Studies in Lecture Settings
Effect of class assignments on Exam Performance, Course CHEM150
Number of students: 62
- In-class participation activities (i.e., group work, iclicker questions, and quizzes) support students’ performance similarly. That is, the results do not indicate that one method of assessment was better than the others for this group of students in this course.
- In-class participation and homework have a moderate prediction power on exam performance. That is, completing these activities does correlate with higher performance in the exams. In-class participation seems to better support students for the exams than the homework assignments.
- In-class participation correlates adequately with homework assessment. Thus, homework and in-class participation are related and support each other to help students succeed in the course.
Relationship between Lecture, Laboratory and Chemistry Concept Inventory Performance, Course CHEM150
Number of students: 62
- Performance in Lecture is highly correlated with performance in the Laboratory. Thus, lecture content seems to support laboratory understanding and vice versa.
- Lecture performance is positively correlated with performance in the chemistry concept inventory (CCi), however the value is low. Thus, there seems to be a weak relationship between chemistry conceptual understanding and the content covered in class. This is expected as the lecture class does not cover the chemistry concepts evaluated in the CCi.

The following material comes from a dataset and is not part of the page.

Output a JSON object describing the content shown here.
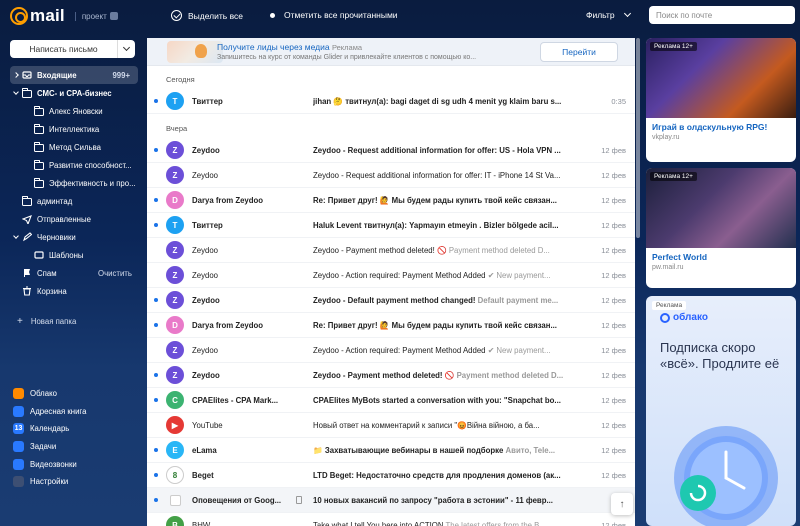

- Laboratory performance does not correlate significantly with the CCi. Thus, the lab seemed to have no effect on students’ conceptual understanding as measured by the CCi.